Red indicates games in which the Devils held the opposition below their in-conference OR%; yellow indicates games in which Bachynski was held below his normal DR%. Turns out, rebounding is a team effort. It would also seem that when the Sun Devils come together to collectively rebound, they’re pretty successful; 2-1 to be exact with the outlying loss – in Tucson – coinciding with the fourth worst defensive effort by the Devils (1.2 ppp). Now a six game sample set doesn’t indicate much, but if I’m going to take anything away from this, it’s that the Devils seem to bode better by limiting offensive boards, and Jordan Bachynski is just a cog in that machine. Also note that he’s not generally in the best position to rebound as he’s often in position to block shots. Those swats are recovered by his teammates or himself – all Devils however you slice it – 43.2% of the block. If they can manage to keep the Longhorns to fewer second attempts, then the Devils have a better chance at keeping Texas below 1ppp – a feat the Devils managed in each of their four wins against tournament teams.
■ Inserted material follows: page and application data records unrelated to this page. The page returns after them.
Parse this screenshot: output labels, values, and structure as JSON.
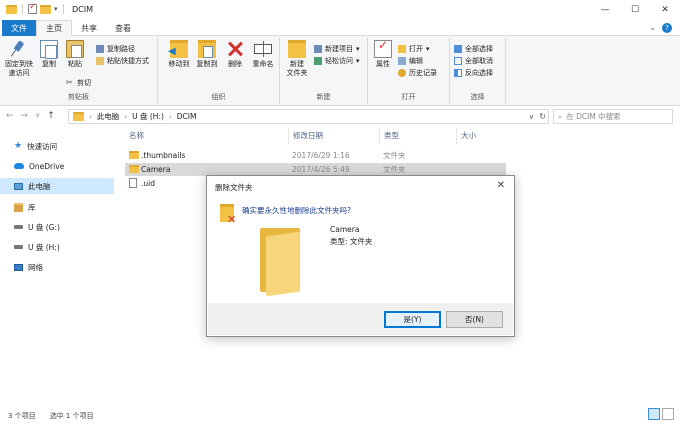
{
  "window": {
    "title": "DCIM",
    "min": "—",
    "max": "☐",
    "close": "✕"
  },
  "ribbon": {
    "tabs": [
      "文件",
      "主页",
      "共享",
      "查看"
    ],
    "clipboard": {
      "pin": "固定到快速访问",
      "copy": "复制",
      "paste": "粘贴",
      "copy_path": "复制路径",
      "paste_shortcut": "粘贴快捷方式",
      "cut": "剪切",
      "label": "剪贴板"
    },
    "organize": {
      "move_to": "移动到",
      "copy_to": "复制到",
      "delete": "删除",
      "rename": "重命名",
      "label": "组织"
    },
    "new": {
      "new_folder": "新建\n文件夹",
      "new_item": "新建项目",
      "easy_access": "轻松访问",
      "label": "新建"
    },
    "open": {
      "properties": "属性",
      "open": "打开",
      "edit": "编辑",
      "history": "历史记录",
      "label": "打开"
    },
    "select": {
      "select_all": "全部选择",
      "select_none": "全部取消",
      "invert": "反向选择",
      "label": "选择"
    }
  },
  "address": {
    "crumbs": [
      "此电脑",
      "U 盘 (H:)",
      "DCIM"
    ],
    "search_placeholder": "搜索\"DCIM\"",
    "search_text": "在 DCIM 中搜索"
  },
  "nav_pane": [
    {
      "label": "快速访问",
      "icon": "star-icon"
    },
    {
      "label": "OneDrive",
      "icon": "cloud-icon"
    },
    {
      "label": "此电脑",
      "icon": "computer-icon"
    },
    {
      "label": "库",
      "icon": "library-icon"
    },
    {
      "label": "U 盘 (G:)",
      "icon": "usb-drive-icon"
    },
    {
      "label": "U 盘 (H:)",
      "icon": "usb-drive-icon"
    },
    {
      "label": "网络",
      "icon": "network-icon"
    }
  ],
  "file_list": {
    "columns": [
      "名称",
      "修改日期",
      "类型",
      "大小"
    ],
    "rows": [
      {
        "name": ".thumbnails",
        "date": "2017/6/29 1:16",
        "type": "文件夹"
      },
      {
        "name": "Camera",
        "date": "2017/4/26 5:49",
        "type": "文件夹"
      },
      {
        "name": ".uid",
        "date": "",
        "type": ""
      }
    ]
  },
  "dialog": {
    "title": "删除文件夹",
    "question": "确实要永久性地删除此文件夹吗?",
    "item_name": "Camera",
    "item_type": "类型: 文件夹",
    "yes": "是(Y)",
    "no": "否(N)"
  },
  "status": {
    "count": "3 个项目",
    "selected": "选中 1 个项目"
  }
}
#10 Stanford Cardinal
In that same post where Dylan notes Kyle Anderson and UCLA’s mid-range mastery, he also notes Stanford’s mid-range misery. Hoop-math, where I would’ve found this information, suggests that the Cardinal aren’t half bad; taking 38.8% of their shots there and making 40.4% of them. My guess is that this FG% is inflated with closer-to-the-rim-than-expected data drawn from play-by-play game logs (Shot Analytics reported 24% FGA and 35% FG%). That’s fine. What Dylan presents is derived from Synergy Sports which is taken from reviewed game film. Papa like and papa trust. Alas, what this overwhelmingly demonstrates to me is the individualized style of ball Stanford plays. The Cardinal rank 290th in percentage of made shots that are assisted; 281st on 2pt jumpers. Meaning these are shots the Cardinal are creating. Comparatively, UCLA’s mid-range game is fed by execution. Nearly 50% of their 2-pt jumpers are assisted (22nd best). So how does this translate into the weekend? New Mexico allows the 10th lowest FG% from 2-pt range in the nation (29.9%). That’s data derived from hoop-math which we assume already has an inflated 2-pt FG%. Now consider that teams are shooting below 30% from Stanford’s favorite spot against New Mexico and further consider that our story assumes that’s an inflated number. Stanford might have to find another way to score.